Singer Patti LaBelle learned this pie recipe from her best friend and hairstylist Norma Gordon Harris. This sweet potato pie has a thin layer of brown sugar on the bottom crust. This "black bottom" doesn't just add flavor, it also helps keep the filling from making the crust soggy. The recipe makes a good amount of the delicious filling—this isn't one of those skimpy sweet potato pies. It tastes like sweet potatoes, not pineapple or raisins or other fillers that some people stick in their pies. Serve it with whipped cream, if you wish.
Technique tip: If you want a tender, flaky pie crust, you have to use shortening. Some cooks make their dough with butter because they like the flavor, but it bakes into a crumbly crust — and with most pie lovers, flaky is the name of the game. My solution is to use butter-flavored Crisco. Like biscuits, pie crust shouldn't be overworked. Handle with care. The chilled shortening and ice water will also help pie crust stay nice and flaky.
- 1½ cups all-purpose flour
- 1/2 teaspoon salt
- 1/2 cup butter-flavored vegetable shortening, chilled
- 1/3 cup ice water
- 3 large orange-fleshed sweet potatoes (Louisiana yams), scrubbed
- 8 tablespoons butter, melted (1 stick)
- 3/4 cup packed light brown sugar
- 1/2 cup granulated sugar
- 2 large eggs, beaten
- 1/4 cup half-and-half
- 3/4 teaspoon ground cinnamon
- 1 teaspoon ground nutmeg
- whipped cream, for serving (optional)
For the crust:
Sift the flour and salt into a medium bowl.
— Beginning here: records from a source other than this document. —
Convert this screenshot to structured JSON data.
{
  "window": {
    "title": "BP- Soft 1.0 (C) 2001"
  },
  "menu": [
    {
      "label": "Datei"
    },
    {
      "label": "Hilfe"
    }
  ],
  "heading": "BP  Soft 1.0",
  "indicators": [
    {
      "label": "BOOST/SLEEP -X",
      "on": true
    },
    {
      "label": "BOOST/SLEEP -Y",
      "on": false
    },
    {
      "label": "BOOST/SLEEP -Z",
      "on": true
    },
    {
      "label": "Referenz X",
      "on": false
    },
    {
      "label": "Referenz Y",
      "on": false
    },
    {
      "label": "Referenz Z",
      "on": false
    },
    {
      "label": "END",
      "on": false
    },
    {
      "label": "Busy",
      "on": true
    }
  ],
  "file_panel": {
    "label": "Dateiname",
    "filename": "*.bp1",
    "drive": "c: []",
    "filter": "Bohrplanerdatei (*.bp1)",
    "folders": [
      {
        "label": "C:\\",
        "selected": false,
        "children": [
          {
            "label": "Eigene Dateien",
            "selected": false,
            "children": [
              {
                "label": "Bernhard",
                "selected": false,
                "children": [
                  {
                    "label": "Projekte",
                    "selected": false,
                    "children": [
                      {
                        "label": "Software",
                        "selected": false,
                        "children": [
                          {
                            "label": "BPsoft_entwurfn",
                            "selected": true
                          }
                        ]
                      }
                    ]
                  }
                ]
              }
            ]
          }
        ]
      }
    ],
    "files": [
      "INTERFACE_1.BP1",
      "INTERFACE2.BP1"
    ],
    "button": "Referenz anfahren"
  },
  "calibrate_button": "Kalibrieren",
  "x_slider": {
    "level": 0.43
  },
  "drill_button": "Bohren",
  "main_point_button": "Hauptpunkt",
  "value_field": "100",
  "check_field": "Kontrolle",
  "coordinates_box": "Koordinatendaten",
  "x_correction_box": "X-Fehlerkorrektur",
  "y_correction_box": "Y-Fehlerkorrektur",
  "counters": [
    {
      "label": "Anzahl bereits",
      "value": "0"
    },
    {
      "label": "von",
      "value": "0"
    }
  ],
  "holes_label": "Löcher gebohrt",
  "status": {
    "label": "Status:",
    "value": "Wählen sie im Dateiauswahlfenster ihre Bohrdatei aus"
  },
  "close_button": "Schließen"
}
Add the shortening. Using a fork or a pastry blender, cut the shortening into the flour until the mixture resembles coarse crumbs with a few pea-sized bits. Stirring with the fork, gradually add enough of the water until the mixture clumps together (you may need more or less water). Gather up the dough and press into a thick disk. If desired, wrap the dough in wax paper and refrigerate for up to 1 hour.
On a lightly floured work surface, roll out the dough into a 13-inch circle about 1/8-inch thick. Fold the dough in half. Transfer to a 9-inch pie pan, and gently unfold the dough to fit into the pan. Using scissors or a sharp knife, trim the dough to a 1-inch overhang. Fold the dough under itself so the edge of the fold is flush with the edge of the pan. Flute the dough around the edge of the pan. Cover with plastic wrap and refrigerate while making the filling.
For the filling:
Bring a large pot of lightly salted water to a boil over high heat. Add the sweet potatoes and reduce the heat to medium. Cook until the sweet potatoes are tender when pierced with a knife, about 30 minutes. Drain and run under cold water until cool enough to handle. Peel the sweet potatoes and place in a medium bowl.
Mash with an electric mixer on medium speed until very smooth. Measure 3 cups mashed sweet potatoes, keeping any extra for another use, and set aside.
Preheat the oven to 400 F. Uncover the pie shell and brush the interior with some of the melted butter. Sprinkle 1/4 cup of the brown sugar over the bottom of the pie shell. Bake until the pie dough is set and just beginning to brown, about 15 minutes. If the pie shell puffs, do not prick it.
Meanwhile, in a medium bowl, using an electric mixer on low speed, mix the mashed sweet potatoes, the remaining melted butter and 1/2 cup brown sugar, the granulated sugar, eggs, half-and-half, cinnamon and nutmeg. Spread into the partially baked pie shell, smoothing the top.
Reduce the oven temperature to 350 F. Bake until a knife inserted in the center of the filling comes out clean, about 1½ hours. Cool completely on a wire cake rack. Cover and refrigerate until ready to serve with whipped cream.
Reprinted from "LaBelle Cuisine." Copyright © 1999 by Patti LaBelle with Laura B. Randolph. Published by Broadway Books, an imprint of Penguin Random House, LLC.